### WORK REQUEST
Every line of the material is to be duplicated precisely.

### DATA SHOWN
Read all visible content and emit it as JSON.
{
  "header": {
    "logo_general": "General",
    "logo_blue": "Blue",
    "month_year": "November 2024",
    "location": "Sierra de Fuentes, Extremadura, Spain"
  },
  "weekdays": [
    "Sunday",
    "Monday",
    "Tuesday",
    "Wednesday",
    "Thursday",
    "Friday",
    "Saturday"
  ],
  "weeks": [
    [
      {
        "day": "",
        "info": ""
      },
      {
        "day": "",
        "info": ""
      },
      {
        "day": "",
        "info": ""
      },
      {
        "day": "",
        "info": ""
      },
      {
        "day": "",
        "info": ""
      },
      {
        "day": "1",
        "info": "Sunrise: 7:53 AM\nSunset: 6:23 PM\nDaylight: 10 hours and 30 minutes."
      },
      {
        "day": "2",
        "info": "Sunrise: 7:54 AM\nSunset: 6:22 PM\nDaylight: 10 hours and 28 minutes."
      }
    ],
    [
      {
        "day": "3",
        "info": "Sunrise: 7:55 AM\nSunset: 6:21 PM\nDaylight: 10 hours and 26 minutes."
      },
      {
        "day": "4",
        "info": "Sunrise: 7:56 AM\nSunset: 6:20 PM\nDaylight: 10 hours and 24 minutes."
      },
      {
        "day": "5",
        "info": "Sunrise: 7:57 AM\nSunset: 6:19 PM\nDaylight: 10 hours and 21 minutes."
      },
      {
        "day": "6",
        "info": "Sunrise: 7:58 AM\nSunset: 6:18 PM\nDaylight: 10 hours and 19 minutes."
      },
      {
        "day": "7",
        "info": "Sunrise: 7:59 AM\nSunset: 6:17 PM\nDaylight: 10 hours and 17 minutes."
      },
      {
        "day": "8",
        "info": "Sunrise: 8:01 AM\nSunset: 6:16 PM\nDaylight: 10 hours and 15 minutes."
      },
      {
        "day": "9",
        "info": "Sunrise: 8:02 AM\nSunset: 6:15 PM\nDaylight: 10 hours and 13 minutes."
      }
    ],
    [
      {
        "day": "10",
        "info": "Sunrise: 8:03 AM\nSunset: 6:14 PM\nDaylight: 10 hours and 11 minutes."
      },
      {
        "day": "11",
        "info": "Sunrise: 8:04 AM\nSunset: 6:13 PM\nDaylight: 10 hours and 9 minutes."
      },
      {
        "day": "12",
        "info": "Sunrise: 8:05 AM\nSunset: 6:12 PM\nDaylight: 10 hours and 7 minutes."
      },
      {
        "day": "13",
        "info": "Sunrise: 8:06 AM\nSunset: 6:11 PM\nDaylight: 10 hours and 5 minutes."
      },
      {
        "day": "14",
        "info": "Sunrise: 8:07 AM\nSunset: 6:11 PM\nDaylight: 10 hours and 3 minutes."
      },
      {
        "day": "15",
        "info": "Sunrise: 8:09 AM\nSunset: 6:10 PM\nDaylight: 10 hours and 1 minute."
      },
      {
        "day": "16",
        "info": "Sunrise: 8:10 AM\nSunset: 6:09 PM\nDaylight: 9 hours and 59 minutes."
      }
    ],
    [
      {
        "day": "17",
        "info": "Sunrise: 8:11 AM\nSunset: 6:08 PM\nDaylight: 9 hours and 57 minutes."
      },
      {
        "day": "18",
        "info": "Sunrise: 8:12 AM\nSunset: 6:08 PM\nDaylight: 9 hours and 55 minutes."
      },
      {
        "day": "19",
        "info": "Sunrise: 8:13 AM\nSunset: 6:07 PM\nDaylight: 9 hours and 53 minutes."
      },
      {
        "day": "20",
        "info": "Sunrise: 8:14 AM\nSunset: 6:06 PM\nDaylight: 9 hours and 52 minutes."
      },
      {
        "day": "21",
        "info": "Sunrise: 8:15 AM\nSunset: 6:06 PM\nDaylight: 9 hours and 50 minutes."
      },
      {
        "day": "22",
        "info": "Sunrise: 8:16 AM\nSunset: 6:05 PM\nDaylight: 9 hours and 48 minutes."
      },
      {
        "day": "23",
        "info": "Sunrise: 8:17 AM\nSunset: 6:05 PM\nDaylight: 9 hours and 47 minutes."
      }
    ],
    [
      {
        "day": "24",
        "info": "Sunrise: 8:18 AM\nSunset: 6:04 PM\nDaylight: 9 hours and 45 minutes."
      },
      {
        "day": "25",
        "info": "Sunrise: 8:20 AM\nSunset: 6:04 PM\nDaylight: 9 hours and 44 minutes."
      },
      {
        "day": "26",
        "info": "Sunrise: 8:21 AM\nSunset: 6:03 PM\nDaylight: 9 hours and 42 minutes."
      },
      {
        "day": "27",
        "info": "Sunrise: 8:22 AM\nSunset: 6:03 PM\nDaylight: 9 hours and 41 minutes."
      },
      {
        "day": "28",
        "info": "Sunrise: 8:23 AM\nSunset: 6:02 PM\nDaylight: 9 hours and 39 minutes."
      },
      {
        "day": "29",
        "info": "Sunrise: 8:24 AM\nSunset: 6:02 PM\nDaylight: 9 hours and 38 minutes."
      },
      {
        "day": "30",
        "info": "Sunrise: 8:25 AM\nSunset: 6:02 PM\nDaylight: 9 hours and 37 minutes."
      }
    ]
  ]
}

### REPLY
Read all visible content and emit it as JSON.
{
  "header": {
    "logo_general": "General",
    "logo_blue": "Blue",
    "month_year": "November 2024",
    "location": "Sierra de Fuentes, Extremadura, Spain"
  },
  "weekdays": [
    "Sunday",
    "Monday",
    "Tuesday",
    "Wednesday",
    "Thursday",
    "Friday",
    "Saturday"
  ],
  "weeks": [
    [
      {
        "day": "",
        "info": ""
      },
      {
        "day": "",
        "info": ""
      },
      {
        "day": "",
        "info": ""
      },
      {
        "day": "",
        "info": ""
      },
      {
        "day": "",
        "info": ""
      },
      {
        "day": "1",
        "info": "Sunrise: 7:53 AM\nSunset: 6:23 PM\nDaylight: 10 hours and 30 minutes."
      },
      {
        "day": "2",
        "info": "Sunrise: 7:54 AM\nSunset: 6:22 PM\nDaylight: 10 hours and 28 minutes."
      }
    ],
    [
      {
        "day": "3",
        "info": "Sunrise: 7:55 AM\nSunset: 6:21 PM\nDaylight: 10 hours and 26 minutes."
      },
      {
        "day": "4",
        "info": "Sunrise: 7:56 AM\nSunset: 6:20 PM\nDaylight: 10 hours and 24 minutes."
      },
      {
        "day": "5",
        "info": "Sunrise: 7:57 AM\nSunset: 6:19 PM\nDaylight: 10 hours and 21 minutes."
      },
      {
        "day": "6",
        "info": "Sunrise: 7:58 AM\nSunset: 6:18 PM\nDaylight: 10 hours and 19 minutes."
      },
      {
        "day": "7",
        "info": "Sunrise: 7:59 AM\nSunset: 6:17 PM\nDaylight: 10 hours and 17 minutes."
      },
      {
        "day": "8",
        "info": "Sunrise: 8:01 AM\nSunset: 6:16 PM\nDaylight: 10 hours and 15 minutes."
      },
      {
        "day": "9",
        "info": "Sunrise: 8:02 AM\nSunset: 6:15 PM\nDaylight: 10 hours and 13 minutes."
      }
    ],
    [
      {
        "day": "10",
        "info": "Sunrise: 8:03 AM\nSunset: 6:14 PM\nDaylight: 10 hours and 11 minutes."
      },
      {
        "day": "11",
        "info": "Sunrise: 8:04 AM\nSunset: 6:13 PM\nDaylight: 10 hours and 9 minutes."
      },
      {
        "day": "12",
        "info": "Sunrise: 8:05 AM\nSunset: 6:12 PM\nDaylight: 10 hours and 7 minutes."
      },
      {
        "day": "13",
        "info": "Sunrise: 8:06 AM\nSunset: 6:11 PM\nDaylight: 10 hours and 5 minutes."
      },
      {
        "day": "14",
        "info": "Sunrise: 8:07 AM\nSunset: 6:11 PM\nDaylight: 10 hours and 3 minutes."
      },
      {
        "day": "15",
        "info": "Sunrise: 8:09 AM\nSunset: 6:10 PM\nDaylight: 10 hours and 1 minute."
      },
      {
        "day": "16",
        "info": "Sunrise: 8:10 AM\nSunset: 6:09 PM\nDaylight: 9 hours and 59 minutes."
      }
    ],
    [
      {
        "day": "17",
        "info": "Sunrise: 8:11 AM\nSunset: 6:08 PM\nDaylight: 9 hours and 57 minutes."
      },
      {
        "day": "18",
        "info": "Sunrise: 8:12 AM\nSunset: 6:08 PM\nDaylight: 9 hours and 55 minutes."
      },
      {
        "day": "19",
        "info": "Sunrise: 8:13 AM\nSunset: 6:07 PM\nDaylight: 9 hours and 53 minutes."
      },
      {
        "day": "20",
        "info": "Sunrise: 8:14 AM\nSunset: 6:06 PM\nDaylight: 9 hours and 52 minutes."
      },
      {
        "day": "21",
        "info": "Sunrise: 8:15 AM\nSunset: 6:06 PM\nDaylight: 9 hours and 50 minutes."
      },
      {
        "day": "22",
        "info": "Sunrise: 8:16 AM\nSunset: 6:05 PM\nDaylight: 9 hours and 48 minutes."
      },
      {
        "day": "23",
        "info": "Sunrise: 8:17 AM\nSunset: 6:05 PM\nDaylight: 9 hours and 47 minutes."
      }
    ],
    [
      {
        "day": "24",
        "info": "Sunrise: 8:18 AM\nSunset: 6:04 PM\nDaylight: 9 hours and 45 minutes."
      },
      {
        "day": "25",
        "info": "Sunrise: 8:20 AM\nSunset: 6:04 PM\nDaylight: 9 hours and 44 minutes."
      },
      {
        "day": "26",
        "info": "Sunrise: 8:21 AM\nSunset: 6:03 PM\nDaylight: 9 hours and 42 minutes."
      },
      {
        "day": "27",
        "info": "Sunrise: 8:22 AM\nSunset: 6:03 PM\nDaylight: 9 hours and 41 minutes."
      },
      {
        "day": "28",
        "info": "Sunrise: 8:23 AM\nSunset: 6:02 PM\nDaylight: 9 hours and 39 minutes."
      },
      {
        "day": "29",
        "info": "Sunrise: 8:24 AM\nSunset: 6:02 PM\nDaylight: 9 hours and 38 minutes."
      },
      {
        "day": "30",
        "info": "Sunrise: 8:25 AM\nSunset: 6:02 PM\nDaylight: 9 hours and 37 minutes."
      }
    ]
  ]
}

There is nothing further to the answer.